Thus, I regarded the question of vow and the tension between the vow and the confession—and the juxtaposition of them in Romeo and Juliet—with some interest. To confess in the religious sense is to acknowledge the past in order to release the self from it. The confession avows or acknowledges the past so as to disavow or disengage the confessor from that past. To vow is to disavow the possibility of the becoming, to bind the self impossibly to coordinates in space and time in the past. Both the vow and the confession are performative speech acts that demand the presence of the witness in order to certify or validate the utterance. Thus, the act of speaking in Romeo and Juliet implies the participation of the audience, a contractual complicity of the audience in order to sign and countersign the utterance. In this sense, the performance of the vow and the confession, their audibility and the necessary receipt of that performance, the acknowledgment demanded of both of them, and not just the vow (avowal) or confession (disavowal) itself, completes the transaction. It is thus finally the articulation that binds Romeo to Juliet, and both to their fate within the narrative framework.

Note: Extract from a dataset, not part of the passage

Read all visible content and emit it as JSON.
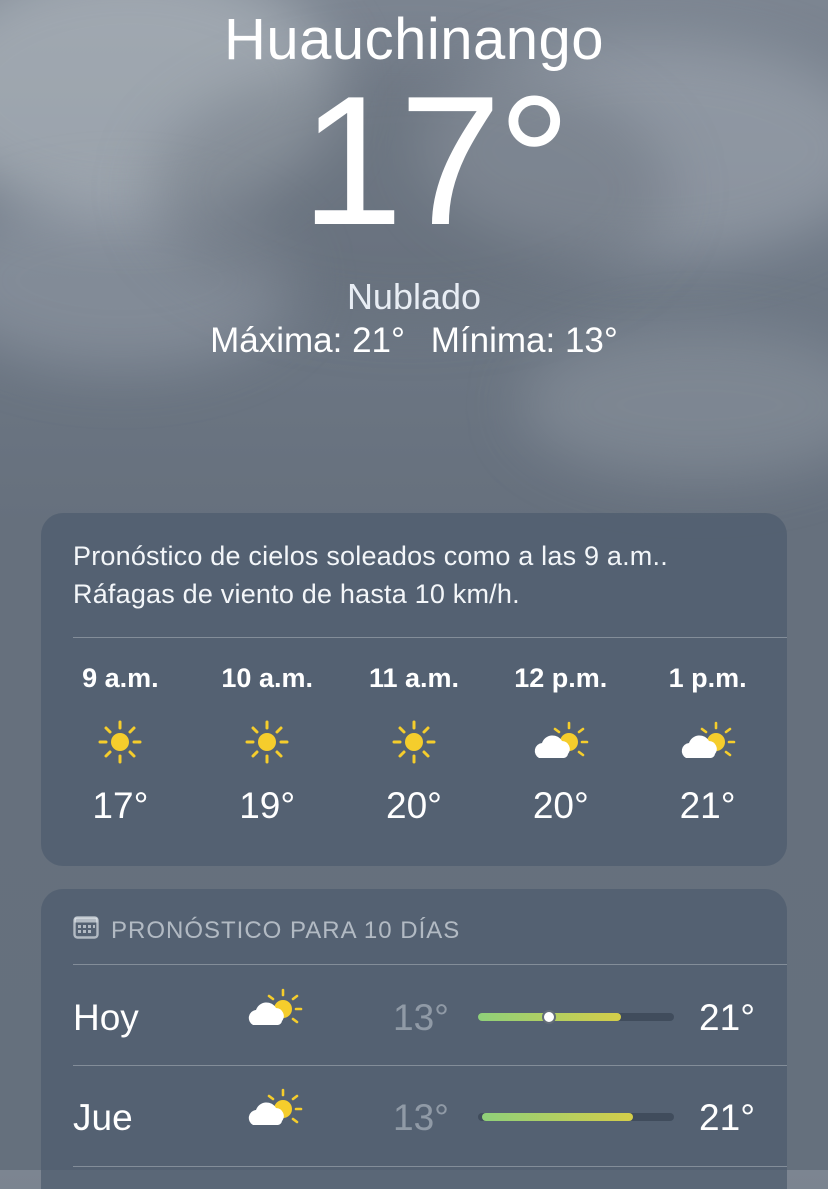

The question then becomes: do the opening remarks delivered by the Chorus take the form of the vow or the confession? That is to say, is the utterance offered by the Chorus a prophetic commitment to the predetermined future or a review of a narrative that has already passed? If it is a vow, then the aim of the play may be to orient the audience toward this implicit infidelity in every pledge of fidelity, a necessary renouncement with every affirmation. If it is a confession, then perhaps we can qualify the events that ensue as consistent with and bound to the redemptive impulse, an impulse to create from the tragedy that ensues a pedagogical value from the narrative that would redeem the uttered affirmation of tragedy.